EXERCISE DATA
══════════
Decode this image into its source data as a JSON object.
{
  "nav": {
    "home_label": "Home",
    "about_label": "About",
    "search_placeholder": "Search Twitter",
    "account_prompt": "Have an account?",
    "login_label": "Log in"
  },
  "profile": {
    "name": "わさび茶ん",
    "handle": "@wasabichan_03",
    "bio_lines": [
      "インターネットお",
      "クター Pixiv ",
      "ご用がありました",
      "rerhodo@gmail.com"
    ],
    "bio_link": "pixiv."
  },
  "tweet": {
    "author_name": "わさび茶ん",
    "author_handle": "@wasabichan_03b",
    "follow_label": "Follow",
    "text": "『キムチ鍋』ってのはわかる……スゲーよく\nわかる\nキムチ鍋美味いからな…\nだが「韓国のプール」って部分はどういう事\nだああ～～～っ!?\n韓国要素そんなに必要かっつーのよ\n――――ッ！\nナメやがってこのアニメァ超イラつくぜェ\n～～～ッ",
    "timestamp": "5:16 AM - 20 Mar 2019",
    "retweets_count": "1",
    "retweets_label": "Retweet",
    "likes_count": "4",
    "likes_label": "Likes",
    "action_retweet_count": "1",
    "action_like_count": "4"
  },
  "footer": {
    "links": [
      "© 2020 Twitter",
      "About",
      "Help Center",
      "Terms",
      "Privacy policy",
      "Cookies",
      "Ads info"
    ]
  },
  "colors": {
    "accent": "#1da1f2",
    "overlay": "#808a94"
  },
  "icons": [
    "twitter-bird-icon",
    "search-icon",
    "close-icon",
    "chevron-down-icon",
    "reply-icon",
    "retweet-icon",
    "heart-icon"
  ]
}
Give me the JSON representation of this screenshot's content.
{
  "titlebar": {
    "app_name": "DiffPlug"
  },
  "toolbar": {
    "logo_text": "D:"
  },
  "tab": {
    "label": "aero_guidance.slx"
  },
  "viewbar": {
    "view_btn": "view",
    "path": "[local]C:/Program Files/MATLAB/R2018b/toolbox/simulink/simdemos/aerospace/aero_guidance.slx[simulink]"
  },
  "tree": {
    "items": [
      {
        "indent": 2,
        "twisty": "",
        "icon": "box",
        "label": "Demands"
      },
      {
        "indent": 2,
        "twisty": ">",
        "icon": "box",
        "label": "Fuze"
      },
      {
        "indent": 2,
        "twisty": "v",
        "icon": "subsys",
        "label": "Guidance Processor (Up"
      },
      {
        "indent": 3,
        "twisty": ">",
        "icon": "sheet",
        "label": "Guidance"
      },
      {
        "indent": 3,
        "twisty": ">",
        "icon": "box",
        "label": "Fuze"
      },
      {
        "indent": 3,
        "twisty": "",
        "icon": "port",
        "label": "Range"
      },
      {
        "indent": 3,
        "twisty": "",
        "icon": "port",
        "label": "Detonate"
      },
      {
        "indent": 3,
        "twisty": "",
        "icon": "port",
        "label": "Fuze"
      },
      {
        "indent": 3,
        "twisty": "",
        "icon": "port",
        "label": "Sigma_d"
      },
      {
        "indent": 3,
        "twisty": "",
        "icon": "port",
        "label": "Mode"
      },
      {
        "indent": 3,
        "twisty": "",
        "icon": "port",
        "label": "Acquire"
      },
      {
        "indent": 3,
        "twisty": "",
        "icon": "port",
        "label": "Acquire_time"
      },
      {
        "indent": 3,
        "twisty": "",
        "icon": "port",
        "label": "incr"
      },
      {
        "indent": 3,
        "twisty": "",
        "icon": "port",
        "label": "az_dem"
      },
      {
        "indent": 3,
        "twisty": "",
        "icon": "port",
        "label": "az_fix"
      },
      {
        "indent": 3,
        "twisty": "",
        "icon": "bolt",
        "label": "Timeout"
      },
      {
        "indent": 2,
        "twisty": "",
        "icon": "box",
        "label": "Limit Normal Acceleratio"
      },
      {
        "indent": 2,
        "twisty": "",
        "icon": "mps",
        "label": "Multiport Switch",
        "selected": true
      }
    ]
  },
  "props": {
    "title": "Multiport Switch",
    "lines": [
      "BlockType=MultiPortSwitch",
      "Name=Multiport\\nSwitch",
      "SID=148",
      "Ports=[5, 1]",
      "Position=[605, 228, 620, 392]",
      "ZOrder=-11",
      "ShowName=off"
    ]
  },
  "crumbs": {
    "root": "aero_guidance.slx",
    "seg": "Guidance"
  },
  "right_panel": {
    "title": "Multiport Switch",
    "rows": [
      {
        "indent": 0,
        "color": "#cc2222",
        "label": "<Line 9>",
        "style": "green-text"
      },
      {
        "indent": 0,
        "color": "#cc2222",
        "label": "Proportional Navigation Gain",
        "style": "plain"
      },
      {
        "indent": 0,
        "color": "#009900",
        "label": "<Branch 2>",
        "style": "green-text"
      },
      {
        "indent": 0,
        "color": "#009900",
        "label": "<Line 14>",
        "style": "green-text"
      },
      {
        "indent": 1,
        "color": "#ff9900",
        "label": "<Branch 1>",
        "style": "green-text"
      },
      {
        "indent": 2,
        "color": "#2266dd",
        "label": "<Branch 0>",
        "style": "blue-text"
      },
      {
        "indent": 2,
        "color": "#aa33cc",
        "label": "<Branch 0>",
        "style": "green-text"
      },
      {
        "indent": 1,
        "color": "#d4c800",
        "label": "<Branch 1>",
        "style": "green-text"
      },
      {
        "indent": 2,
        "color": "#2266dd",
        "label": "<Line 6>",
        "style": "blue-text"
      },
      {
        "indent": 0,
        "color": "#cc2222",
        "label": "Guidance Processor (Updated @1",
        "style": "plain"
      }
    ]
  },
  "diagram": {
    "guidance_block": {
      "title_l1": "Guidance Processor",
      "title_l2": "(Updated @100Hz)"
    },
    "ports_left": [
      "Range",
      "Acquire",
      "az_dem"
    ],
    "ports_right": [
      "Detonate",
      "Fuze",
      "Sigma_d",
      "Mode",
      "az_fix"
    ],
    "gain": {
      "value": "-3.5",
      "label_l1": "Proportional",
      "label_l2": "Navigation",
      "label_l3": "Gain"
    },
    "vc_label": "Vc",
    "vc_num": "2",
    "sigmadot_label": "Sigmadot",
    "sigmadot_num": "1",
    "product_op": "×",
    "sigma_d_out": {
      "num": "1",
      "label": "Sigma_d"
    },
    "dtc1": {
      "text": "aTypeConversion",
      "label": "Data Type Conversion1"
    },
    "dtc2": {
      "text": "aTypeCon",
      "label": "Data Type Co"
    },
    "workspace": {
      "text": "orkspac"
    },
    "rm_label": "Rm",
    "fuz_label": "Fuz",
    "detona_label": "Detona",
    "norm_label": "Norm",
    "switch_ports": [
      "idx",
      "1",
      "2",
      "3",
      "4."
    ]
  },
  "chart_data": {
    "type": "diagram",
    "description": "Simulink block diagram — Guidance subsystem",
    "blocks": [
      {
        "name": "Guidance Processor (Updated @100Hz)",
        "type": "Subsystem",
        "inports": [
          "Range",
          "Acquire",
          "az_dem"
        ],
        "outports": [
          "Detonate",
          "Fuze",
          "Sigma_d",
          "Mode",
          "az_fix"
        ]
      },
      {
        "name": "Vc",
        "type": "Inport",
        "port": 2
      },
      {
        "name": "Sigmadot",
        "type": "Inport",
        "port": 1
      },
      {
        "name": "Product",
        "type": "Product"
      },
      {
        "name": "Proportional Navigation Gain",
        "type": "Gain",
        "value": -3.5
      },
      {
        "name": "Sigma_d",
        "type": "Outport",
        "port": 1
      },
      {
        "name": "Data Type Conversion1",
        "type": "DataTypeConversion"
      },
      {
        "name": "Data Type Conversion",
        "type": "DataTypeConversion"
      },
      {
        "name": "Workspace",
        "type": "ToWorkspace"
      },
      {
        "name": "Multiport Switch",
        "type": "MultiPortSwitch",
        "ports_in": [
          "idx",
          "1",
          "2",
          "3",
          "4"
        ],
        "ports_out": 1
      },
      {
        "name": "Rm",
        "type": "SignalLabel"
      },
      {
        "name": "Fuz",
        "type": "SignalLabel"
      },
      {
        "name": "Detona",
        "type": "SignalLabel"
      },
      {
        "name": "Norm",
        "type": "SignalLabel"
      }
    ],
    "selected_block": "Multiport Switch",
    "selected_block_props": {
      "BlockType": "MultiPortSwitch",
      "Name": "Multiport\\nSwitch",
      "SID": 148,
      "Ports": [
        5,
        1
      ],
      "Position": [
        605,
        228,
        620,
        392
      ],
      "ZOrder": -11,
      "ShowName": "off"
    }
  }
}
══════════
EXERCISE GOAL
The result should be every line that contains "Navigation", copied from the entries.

OUTPUT OF THE EXERCISE
        "label": "Proportional Navigation Gain",
      "label_l2": "Navigation",
        "name": "Proportional Navigation Gain",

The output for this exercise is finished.